======== AVAILABLE DATA ========

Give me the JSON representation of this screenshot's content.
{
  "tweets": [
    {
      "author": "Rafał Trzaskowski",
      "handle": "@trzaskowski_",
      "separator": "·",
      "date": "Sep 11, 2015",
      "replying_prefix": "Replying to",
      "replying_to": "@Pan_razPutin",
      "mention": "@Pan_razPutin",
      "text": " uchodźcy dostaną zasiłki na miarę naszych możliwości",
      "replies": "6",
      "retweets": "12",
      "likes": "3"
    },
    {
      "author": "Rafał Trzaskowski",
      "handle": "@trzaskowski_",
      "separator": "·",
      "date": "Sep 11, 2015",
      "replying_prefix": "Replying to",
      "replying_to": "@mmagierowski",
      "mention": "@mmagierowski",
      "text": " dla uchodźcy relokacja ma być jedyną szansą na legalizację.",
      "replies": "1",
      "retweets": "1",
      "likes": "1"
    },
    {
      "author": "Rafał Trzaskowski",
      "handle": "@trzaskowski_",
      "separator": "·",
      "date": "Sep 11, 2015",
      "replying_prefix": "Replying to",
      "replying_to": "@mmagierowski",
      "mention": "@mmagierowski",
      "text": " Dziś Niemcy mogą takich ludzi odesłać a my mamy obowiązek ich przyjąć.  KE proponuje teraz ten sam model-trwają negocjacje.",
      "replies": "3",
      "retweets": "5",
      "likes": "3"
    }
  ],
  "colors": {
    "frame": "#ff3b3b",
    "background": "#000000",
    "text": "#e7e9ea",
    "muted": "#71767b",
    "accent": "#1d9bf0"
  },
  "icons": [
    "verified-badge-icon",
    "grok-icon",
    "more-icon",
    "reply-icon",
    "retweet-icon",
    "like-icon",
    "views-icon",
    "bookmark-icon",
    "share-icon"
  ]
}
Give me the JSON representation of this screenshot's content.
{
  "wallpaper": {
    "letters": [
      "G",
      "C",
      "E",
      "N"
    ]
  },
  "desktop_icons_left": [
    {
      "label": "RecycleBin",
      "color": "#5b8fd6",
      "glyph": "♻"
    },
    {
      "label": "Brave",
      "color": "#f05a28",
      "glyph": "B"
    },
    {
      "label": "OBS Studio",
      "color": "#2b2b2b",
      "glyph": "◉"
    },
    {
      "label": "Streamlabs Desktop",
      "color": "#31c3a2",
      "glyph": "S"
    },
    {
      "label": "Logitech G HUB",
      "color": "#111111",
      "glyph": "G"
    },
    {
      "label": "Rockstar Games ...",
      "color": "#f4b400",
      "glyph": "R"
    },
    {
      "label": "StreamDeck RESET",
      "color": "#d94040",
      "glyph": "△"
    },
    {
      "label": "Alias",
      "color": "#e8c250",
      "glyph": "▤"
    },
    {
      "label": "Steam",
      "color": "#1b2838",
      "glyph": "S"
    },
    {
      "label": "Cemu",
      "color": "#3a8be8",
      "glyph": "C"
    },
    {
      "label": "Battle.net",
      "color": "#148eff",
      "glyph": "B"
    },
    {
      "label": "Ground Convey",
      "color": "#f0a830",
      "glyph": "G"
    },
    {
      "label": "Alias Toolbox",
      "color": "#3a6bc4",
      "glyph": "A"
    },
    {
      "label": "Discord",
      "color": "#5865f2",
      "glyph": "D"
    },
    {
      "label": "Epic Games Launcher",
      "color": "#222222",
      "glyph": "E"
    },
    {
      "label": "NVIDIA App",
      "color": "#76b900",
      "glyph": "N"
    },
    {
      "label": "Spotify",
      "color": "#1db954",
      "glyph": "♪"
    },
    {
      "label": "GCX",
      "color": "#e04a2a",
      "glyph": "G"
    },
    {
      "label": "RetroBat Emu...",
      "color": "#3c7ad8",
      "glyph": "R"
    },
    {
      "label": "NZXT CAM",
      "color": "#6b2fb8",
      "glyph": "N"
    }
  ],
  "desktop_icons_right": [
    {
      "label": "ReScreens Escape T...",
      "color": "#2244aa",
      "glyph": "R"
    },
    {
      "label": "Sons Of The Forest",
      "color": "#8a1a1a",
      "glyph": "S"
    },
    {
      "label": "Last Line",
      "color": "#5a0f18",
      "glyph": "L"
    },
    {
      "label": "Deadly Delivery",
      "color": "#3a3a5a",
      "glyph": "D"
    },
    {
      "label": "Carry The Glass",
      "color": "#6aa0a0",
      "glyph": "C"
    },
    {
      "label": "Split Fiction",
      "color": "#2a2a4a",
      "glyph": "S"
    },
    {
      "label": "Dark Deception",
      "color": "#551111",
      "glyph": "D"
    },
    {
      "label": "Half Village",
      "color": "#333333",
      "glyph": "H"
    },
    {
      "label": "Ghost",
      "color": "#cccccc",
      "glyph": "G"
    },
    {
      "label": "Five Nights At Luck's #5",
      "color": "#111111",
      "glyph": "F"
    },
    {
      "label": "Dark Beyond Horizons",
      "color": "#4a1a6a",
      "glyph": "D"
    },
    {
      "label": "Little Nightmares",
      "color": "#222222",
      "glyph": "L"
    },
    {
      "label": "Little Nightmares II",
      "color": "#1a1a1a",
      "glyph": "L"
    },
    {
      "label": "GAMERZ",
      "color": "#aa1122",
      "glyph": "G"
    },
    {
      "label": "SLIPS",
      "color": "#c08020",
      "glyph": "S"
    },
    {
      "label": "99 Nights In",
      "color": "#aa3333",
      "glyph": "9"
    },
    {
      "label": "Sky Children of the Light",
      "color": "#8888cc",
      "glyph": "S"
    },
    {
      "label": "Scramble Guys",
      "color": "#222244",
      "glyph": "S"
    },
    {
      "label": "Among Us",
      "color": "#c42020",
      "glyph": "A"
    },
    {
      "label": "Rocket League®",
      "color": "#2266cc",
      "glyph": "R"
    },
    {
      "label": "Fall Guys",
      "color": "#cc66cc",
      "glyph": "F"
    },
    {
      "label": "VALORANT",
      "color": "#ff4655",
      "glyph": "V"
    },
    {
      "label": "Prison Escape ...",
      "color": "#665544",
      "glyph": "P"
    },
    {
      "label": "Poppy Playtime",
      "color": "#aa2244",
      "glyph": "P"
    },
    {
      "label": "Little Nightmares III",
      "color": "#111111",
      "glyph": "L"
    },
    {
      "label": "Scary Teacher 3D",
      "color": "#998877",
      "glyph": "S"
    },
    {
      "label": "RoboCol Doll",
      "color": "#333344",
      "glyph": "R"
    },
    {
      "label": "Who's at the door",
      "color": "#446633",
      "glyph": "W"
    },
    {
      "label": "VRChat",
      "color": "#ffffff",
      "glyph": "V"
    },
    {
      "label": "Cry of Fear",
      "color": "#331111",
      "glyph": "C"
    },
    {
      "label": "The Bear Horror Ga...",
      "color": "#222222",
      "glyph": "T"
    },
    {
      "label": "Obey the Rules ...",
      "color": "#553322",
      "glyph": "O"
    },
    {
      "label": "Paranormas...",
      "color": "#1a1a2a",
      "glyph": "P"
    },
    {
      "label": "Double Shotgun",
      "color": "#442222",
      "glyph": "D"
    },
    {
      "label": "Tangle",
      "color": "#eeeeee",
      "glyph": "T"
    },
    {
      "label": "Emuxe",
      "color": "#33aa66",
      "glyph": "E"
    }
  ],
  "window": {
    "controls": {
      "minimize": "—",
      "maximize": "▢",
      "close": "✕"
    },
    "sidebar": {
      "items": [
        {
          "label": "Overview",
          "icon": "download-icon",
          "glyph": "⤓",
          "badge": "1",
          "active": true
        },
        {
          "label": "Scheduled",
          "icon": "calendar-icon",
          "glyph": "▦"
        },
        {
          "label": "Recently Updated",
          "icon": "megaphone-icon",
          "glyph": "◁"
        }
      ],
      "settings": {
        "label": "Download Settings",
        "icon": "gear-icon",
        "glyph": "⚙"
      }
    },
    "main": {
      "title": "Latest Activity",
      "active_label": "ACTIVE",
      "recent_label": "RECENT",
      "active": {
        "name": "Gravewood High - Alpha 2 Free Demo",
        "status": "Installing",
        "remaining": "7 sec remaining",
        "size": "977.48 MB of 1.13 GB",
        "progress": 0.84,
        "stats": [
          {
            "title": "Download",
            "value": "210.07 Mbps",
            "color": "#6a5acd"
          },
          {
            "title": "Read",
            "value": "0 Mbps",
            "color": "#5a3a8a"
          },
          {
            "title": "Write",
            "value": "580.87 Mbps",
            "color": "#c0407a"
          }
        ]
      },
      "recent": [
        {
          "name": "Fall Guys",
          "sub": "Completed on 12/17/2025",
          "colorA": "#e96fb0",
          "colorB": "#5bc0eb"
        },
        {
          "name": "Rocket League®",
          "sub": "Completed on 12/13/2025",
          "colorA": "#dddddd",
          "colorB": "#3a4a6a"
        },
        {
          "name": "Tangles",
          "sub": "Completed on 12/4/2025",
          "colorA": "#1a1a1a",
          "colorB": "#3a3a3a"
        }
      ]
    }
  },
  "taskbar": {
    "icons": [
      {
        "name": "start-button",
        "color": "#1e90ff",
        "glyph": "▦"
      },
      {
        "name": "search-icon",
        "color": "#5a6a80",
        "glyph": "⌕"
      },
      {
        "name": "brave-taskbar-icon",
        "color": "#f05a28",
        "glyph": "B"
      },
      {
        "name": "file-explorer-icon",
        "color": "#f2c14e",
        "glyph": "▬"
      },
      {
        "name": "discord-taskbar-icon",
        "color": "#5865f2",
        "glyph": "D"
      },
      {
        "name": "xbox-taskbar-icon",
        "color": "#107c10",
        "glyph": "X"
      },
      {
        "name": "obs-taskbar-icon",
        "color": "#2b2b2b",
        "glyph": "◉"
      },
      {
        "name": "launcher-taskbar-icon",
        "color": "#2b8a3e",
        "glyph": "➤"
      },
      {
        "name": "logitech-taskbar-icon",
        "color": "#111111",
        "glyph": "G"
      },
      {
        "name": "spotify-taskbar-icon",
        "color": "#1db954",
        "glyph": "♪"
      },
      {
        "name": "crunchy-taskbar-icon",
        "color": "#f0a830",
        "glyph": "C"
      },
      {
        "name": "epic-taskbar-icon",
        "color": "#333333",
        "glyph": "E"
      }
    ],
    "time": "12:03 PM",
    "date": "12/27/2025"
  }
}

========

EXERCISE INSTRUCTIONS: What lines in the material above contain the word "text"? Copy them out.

RESULT OF THE EXERCISE:
      "text": " uchodźcy dostaną zasiłki na miarę naszych możliwości",
      "text": " dla uchodźcy relokacja ma być jedyną szansą na legalizację.",
      "text": " Dziś Niemcy mogą takich ludzi odesłać a my mamy obowiązek ich przyjąć.  KE proponuje teraz ten sam model-trwają negocjacje.",
    "text": "#e7e9ea",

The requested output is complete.